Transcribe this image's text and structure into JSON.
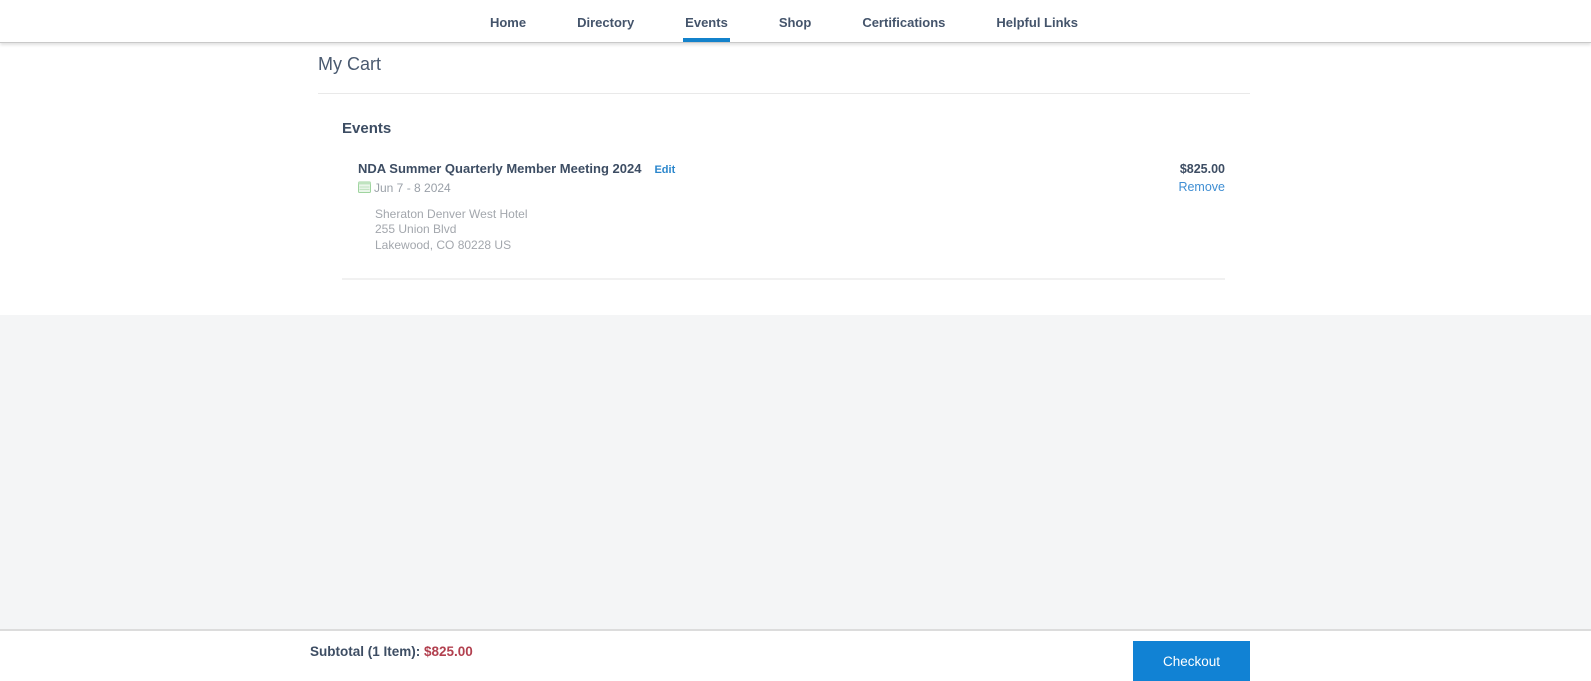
{
  "nav": {
    "items": [
      {
        "label": "Home",
        "active": false
      },
      {
        "label": "Directory",
        "active": false
      },
      {
        "label": "Events",
        "active": true
      },
      {
        "label": "Shop",
        "active": false
      },
      {
        "label": "Certifications",
        "active": false
      },
      {
        "label": "Helpful Links",
        "active": false
      }
    ]
  },
  "page": {
    "title": "My Cart"
  },
  "cart": {
    "section_title": "Events",
    "items": [
      {
        "name": "NDA Summer Quarterly Member Meeting 2024",
        "edit_label": "Edit",
        "date": "Jun 7 - 8 2024",
        "venue": "Sheraton Denver West Hotel",
        "address_line1": "255 Union Blvd",
        "address_line2": "Lakewood, CO 80228 US",
        "price": "$825.00",
        "remove_label": "Remove"
      }
    ]
  },
  "footer": {
    "subtotal_label": "Subtotal (1 Item): ",
    "subtotal_value": "$825.00",
    "checkout_label": "Checkout"
  },
  "icons": {
    "calendar": "calendar-icon"
  },
  "colors": {
    "active_tab_underline": "#1382cb",
    "link_blue": "#2a86cc",
    "remove_blue": "#3f8ed3",
    "subtotal_red": "#b2404f",
    "checkout_blue": "#1182d4",
    "gray_background": "#f4f5f6"
  }
}
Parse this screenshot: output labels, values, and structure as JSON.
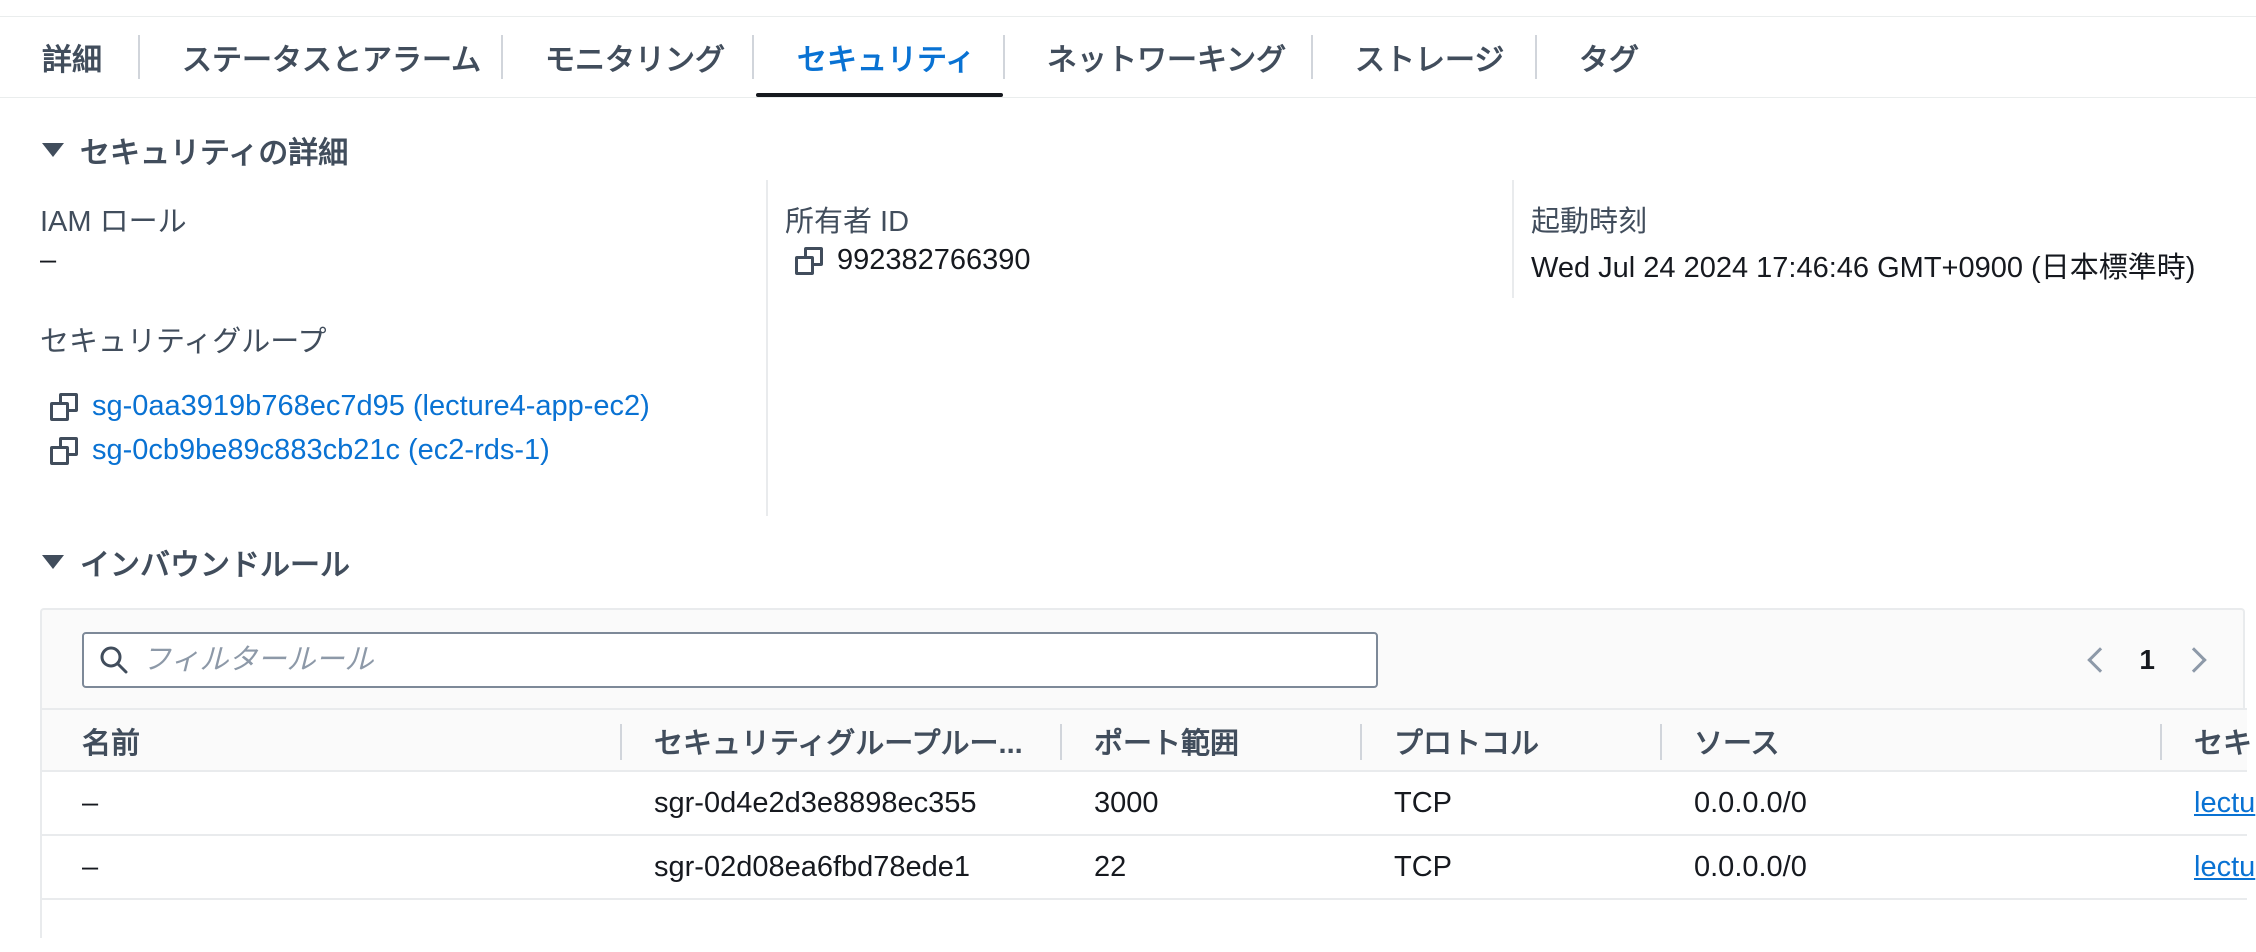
{
  "tabs": [
    {
      "label": "詳細"
    },
    {
      "label": "ステータスとアラーム"
    },
    {
      "label": "モニタリング"
    },
    {
      "label": "セキュリティ",
      "active": true
    },
    {
      "label": "ネットワーキング"
    },
    {
      "label": "ストレージ"
    },
    {
      "label": "タグ"
    }
  ],
  "security_details": {
    "heading": "セキュリティの詳細",
    "iam_role_label": "IAM ロール",
    "iam_role_value": "–",
    "owner_id_label": "所有者 ID",
    "owner_id_value": "992382766390",
    "launch_time_label": "起動時刻",
    "launch_time_value": "Wed Jul 24 2024 17:46:46 GMT+0900 (日本標準時)",
    "security_groups_label": "セキュリティグループ",
    "security_groups": [
      {
        "label": "sg-0aa3919b768ec7d95 (lecture4-app-ec2)"
      },
      {
        "label": "sg-0cb9be89c883cb21c (ec2-rds-1)"
      }
    ]
  },
  "inbound_rules": {
    "heading": "インバウンドルール",
    "filter_placeholder": "フィルタールール",
    "page": "1",
    "columns": [
      "名前",
      "セキュリティグループルー...",
      "ポート範囲",
      "プロトコル",
      "ソース",
      "セキ"
    ],
    "rows": [
      {
        "name": "–",
        "rule_id": "sgr-0d4e2d3e8898ec355",
        "port": "3000",
        "protocol": "TCP",
        "source": "0.0.0.0/0",
        "sg": "lectu"
      },
      {
        "name": "–",
        "rule_id": "sgr-02d08ea6fbd78ede1",
        "port": "22",
        "protocol": "TCP",
        "source": "0.0.0.0/0",
        "sg": "lectu"
      }
    ]
  },
  "colors": {
    "accent": "#0972d3",
    "text": "#16191f",
    "muted": "#414d5c"
  }
}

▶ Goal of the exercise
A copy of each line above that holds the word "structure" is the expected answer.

▶ Solution to this problem
Transcribe this image's text and structure into JSON.
Parse this screenshot: output labels, values, and structure as JSON.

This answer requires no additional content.